Recovery Of Increased Workers’ Compensation Premiums By Employer
Recovery For Increased Premiums? Undecided.
Statute/Case Law: None.
Rule Summary: There is no authority or precedent allowing or prohibiting the attempted recovery of damages for increased workers’ compensation insurance premiums by an employer from a third-party tortfeasor.
Which Workers’ Compensation “Benefits” Can Be Subrogated?
No statute, regulation, or case decision on point.
Section 8-41-203(b) provides that:

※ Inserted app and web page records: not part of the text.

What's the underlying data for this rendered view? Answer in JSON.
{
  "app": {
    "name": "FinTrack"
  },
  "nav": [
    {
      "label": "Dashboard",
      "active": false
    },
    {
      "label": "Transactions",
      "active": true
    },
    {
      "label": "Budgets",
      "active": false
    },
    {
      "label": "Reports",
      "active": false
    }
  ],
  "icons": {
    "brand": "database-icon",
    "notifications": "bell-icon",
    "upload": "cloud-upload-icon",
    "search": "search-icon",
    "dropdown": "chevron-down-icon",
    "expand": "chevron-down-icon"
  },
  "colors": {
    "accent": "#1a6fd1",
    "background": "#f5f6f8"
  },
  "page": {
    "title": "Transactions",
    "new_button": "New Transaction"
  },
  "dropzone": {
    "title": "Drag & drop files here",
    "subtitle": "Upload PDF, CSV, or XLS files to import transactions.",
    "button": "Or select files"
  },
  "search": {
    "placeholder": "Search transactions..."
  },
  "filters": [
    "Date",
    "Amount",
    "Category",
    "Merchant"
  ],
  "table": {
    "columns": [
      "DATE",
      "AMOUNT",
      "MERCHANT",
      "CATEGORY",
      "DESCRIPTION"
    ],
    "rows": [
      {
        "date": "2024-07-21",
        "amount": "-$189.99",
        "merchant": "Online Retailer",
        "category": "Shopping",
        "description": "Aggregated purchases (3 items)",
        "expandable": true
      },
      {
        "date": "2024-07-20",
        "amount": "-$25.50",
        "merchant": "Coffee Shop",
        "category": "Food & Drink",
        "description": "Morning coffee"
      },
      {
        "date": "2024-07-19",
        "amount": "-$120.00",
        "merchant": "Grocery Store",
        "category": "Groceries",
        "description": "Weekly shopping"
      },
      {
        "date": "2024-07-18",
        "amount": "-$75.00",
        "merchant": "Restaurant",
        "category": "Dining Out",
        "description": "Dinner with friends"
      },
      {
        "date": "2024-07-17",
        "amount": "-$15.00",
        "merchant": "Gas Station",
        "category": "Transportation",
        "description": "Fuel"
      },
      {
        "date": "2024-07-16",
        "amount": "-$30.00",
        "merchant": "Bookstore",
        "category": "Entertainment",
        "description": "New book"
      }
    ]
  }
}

(b) Said insurance carrier shall not be entitled to recover any sum in excess of the amount of compensation for which said carrier is liable under said articles to the injured employee, but to that extent said carrier shall be subrogated to the rights of the injured employee against said third party causing the injury.
Section 8-41-203(c) provides that:
(c) The right of subrogation provided by this section shall apply to and include all compensation and all medical, hospital, dental, funeral, and other benefits and expenses to which the employee …[is]… entitled under the provisions of said articles, including parts 2 and 3 of article 46 of this title, or for which the employee’s employer or insurance carrier is liable or has assumed liability.
The employer and carrier are required to offer managed care or medical case management in the areas of major cities and towns, and to offer medical case management throughout the state. C.R.S. § 8-42- 101(3.6)(p).
The director establishes fees for which “all surgical, hospital, dental, nursing, vocational rehabilitation, and medical services, whether related to treatment or not, pertaining to injured employees under this section shall be compensated.” C.R.S. § 8-42- 101(3)(a)(1).
Statute of Limitations: 2 Years. C.R.S. § 8-41-203.
Can Carrier Sue Third Party Directly: Yes.
Right to Intervene: Yes, even after the statute of limitations runs.
Recovery from UM/UIM Benefits: No.
Subrogation Against Medical Malpractice: Yes.
Subrogation Against Legal Malpractice: No?
Recovery Allocation/Equitable Limitations: Economic Damages Only. No recovery from non-economic damages.
Employer Contribution/Negligence: No.
Attorney’s Fees/Costs: Pro-Rata.
Future Credit: Yes.
Auto No-Fault: Not after 7/1/03.
Workers’ Compensation Claims by Undocumented Employees
Statute: The statute expressly includes illegal aliens, but it doesn’t differentiate between legal and illegal. Colo. Rev. Stat. § 8-40-202(b).
Case Law: Champion Auto Body v. Gallegos, 950 P.2d 671 (Colo. App. Ct. 1997).
Comments/Explanation/Other: Illegal aliens may collect work-related injury benefits as long as work is related to the injury.